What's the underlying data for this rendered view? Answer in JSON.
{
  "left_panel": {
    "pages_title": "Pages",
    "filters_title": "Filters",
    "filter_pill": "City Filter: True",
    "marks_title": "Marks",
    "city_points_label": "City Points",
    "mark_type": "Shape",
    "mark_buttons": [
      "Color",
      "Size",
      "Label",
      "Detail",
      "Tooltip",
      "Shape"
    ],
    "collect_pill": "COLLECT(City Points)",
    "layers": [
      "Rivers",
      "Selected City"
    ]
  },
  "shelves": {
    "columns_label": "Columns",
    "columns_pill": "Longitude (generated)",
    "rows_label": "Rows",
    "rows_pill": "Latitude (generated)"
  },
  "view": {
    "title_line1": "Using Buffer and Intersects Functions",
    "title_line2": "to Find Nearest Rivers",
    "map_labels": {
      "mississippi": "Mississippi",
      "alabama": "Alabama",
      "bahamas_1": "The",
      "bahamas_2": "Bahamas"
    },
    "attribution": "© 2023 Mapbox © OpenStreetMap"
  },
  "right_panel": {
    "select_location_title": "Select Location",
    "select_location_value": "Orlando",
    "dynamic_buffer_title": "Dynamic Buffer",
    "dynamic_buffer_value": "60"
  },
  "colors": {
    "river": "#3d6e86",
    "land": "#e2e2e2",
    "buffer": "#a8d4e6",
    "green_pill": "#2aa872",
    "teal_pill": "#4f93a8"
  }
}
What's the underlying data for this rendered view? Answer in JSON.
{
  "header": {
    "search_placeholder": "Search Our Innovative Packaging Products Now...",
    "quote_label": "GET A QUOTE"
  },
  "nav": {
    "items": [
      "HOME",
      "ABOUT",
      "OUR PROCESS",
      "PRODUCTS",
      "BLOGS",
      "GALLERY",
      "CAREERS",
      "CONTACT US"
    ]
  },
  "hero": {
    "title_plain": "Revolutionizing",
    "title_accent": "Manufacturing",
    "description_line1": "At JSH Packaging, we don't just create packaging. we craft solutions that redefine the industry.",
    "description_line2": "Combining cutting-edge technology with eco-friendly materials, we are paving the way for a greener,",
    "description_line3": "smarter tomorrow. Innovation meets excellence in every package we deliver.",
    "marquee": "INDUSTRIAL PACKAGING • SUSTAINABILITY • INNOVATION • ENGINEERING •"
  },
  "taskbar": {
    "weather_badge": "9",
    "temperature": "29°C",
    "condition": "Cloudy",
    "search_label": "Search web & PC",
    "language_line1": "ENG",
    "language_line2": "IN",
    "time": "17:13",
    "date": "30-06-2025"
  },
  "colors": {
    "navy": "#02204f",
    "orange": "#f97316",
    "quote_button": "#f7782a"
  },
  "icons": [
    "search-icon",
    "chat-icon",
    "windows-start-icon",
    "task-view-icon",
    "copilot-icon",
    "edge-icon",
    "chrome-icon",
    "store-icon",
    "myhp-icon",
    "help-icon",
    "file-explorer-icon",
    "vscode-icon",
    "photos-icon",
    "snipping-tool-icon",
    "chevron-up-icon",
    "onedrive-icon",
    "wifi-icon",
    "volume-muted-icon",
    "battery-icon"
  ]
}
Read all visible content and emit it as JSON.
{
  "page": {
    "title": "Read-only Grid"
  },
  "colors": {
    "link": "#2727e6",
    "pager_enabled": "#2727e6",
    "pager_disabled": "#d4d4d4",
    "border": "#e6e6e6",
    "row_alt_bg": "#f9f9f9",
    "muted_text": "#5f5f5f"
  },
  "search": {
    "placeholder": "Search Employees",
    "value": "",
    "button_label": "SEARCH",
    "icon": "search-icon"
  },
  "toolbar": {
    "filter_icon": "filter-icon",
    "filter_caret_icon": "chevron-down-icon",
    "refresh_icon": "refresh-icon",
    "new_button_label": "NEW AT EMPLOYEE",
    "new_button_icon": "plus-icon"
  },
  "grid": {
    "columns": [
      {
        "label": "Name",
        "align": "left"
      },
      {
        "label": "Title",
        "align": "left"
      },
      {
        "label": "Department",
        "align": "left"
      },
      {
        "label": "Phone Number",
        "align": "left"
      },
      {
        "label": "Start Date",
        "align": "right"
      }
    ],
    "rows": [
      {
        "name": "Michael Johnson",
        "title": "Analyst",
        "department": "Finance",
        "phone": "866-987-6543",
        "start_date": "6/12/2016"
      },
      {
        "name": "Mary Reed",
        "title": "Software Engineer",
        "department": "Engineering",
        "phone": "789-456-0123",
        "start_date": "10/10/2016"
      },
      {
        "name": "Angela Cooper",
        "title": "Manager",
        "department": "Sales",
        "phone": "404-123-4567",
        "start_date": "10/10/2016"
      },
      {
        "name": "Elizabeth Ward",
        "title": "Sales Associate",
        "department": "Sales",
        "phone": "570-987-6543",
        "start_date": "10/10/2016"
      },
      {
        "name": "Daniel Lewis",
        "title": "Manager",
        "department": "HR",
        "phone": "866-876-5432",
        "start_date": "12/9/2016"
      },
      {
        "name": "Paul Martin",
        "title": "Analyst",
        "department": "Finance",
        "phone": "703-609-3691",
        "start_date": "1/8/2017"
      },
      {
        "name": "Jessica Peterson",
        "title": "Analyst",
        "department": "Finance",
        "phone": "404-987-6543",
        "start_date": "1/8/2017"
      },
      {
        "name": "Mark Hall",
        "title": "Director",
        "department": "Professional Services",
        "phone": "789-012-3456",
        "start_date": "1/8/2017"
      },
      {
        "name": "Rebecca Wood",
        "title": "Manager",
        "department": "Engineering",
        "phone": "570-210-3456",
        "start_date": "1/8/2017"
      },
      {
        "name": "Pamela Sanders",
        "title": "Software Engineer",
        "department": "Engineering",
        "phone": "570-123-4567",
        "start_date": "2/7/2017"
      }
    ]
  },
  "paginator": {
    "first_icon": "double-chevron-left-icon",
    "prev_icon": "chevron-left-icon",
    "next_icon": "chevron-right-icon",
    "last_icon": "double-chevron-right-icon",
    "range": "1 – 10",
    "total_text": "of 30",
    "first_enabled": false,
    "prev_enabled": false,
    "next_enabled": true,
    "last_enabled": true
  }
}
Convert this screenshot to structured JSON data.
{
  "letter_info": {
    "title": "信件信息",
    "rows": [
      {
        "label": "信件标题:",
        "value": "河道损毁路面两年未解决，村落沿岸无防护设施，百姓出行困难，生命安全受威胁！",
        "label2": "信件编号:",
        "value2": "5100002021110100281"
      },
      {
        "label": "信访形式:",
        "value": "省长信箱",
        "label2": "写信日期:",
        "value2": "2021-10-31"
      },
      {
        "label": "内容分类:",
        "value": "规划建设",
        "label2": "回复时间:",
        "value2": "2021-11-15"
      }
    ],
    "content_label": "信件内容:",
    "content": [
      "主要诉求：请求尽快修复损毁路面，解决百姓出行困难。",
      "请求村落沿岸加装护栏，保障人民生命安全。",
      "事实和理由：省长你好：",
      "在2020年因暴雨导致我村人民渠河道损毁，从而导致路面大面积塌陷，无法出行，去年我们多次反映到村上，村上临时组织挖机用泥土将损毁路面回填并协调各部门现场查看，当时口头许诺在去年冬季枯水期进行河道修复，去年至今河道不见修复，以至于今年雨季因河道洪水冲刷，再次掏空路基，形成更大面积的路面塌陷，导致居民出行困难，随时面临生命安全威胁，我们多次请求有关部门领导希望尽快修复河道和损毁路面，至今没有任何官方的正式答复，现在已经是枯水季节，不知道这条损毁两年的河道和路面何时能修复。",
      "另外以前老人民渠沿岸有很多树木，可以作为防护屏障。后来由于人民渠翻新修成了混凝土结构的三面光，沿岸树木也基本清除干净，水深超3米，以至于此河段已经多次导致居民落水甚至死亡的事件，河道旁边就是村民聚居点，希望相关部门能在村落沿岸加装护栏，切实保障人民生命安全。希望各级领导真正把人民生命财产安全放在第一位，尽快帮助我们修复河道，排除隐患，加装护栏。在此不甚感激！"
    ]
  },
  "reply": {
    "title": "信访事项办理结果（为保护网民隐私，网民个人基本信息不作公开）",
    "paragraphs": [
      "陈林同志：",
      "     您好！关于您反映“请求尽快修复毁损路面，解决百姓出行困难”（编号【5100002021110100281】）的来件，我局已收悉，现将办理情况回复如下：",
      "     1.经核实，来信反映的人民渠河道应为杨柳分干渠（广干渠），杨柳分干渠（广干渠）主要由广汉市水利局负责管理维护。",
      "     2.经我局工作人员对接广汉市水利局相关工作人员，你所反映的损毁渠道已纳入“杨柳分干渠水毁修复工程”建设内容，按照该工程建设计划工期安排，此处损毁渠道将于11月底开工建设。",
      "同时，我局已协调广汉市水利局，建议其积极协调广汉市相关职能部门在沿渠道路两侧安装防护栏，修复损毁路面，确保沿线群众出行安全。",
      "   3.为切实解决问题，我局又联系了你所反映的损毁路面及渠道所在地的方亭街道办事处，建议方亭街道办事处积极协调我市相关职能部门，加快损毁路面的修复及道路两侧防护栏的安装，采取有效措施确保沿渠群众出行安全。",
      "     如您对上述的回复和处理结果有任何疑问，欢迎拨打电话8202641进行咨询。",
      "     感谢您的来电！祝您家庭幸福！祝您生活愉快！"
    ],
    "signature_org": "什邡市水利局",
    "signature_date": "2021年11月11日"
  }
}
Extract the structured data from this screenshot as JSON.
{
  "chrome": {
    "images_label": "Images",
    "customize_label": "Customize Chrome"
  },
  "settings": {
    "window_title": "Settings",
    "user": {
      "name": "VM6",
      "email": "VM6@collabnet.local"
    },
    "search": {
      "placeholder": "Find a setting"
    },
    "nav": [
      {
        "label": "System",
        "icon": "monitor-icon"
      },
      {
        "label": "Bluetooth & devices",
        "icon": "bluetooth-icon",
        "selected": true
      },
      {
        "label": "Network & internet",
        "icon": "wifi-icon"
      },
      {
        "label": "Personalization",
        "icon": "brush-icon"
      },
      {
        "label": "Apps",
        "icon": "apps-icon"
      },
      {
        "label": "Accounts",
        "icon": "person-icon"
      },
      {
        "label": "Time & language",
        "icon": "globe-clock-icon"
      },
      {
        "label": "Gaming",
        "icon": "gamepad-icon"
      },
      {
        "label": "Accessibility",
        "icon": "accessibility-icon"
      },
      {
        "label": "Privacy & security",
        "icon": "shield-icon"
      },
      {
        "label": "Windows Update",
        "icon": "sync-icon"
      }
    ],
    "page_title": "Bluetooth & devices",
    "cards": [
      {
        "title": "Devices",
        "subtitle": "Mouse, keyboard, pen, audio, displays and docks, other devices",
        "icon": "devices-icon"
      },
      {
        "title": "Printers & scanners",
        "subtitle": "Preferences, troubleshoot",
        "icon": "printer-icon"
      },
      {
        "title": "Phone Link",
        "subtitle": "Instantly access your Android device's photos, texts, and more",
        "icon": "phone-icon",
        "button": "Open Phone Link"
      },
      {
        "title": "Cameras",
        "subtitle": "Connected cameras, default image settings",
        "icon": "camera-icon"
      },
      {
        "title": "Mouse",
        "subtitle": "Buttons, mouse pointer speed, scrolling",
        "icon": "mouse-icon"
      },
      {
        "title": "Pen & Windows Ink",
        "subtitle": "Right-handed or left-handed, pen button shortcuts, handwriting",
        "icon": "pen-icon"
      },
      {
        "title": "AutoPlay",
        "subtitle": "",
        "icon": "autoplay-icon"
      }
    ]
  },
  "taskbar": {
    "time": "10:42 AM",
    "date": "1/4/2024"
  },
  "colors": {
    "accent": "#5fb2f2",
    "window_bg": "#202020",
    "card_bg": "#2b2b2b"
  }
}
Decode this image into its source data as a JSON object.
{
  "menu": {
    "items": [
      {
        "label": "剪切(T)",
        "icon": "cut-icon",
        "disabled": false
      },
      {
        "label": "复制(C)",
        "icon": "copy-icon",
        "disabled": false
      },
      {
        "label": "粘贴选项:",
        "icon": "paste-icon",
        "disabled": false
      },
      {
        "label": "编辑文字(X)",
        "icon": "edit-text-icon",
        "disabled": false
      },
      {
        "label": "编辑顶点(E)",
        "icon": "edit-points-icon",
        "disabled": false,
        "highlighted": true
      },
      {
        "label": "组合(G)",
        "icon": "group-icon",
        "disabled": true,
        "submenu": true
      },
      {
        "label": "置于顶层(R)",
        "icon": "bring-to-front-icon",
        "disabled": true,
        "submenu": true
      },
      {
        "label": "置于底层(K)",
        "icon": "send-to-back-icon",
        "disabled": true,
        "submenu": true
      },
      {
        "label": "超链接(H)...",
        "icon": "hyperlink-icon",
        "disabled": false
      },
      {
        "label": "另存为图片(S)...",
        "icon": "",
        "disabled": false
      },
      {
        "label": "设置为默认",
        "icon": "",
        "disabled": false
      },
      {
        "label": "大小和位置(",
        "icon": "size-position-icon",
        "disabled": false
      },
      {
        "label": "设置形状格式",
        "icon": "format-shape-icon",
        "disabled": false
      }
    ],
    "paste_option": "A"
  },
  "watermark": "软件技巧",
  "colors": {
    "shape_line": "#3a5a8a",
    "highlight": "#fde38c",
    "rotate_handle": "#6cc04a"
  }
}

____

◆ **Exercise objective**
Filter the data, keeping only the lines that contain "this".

◆ **Result below**
What's the underlying data for this rendered view? Answer in JSON.
What's the underlying data for this rendered view? Answer in JSON.
Convert this screenshot to structured JSON data.
Extract the structured data from this screenshot as JSON.
Decode this image into its source data as a JSON object.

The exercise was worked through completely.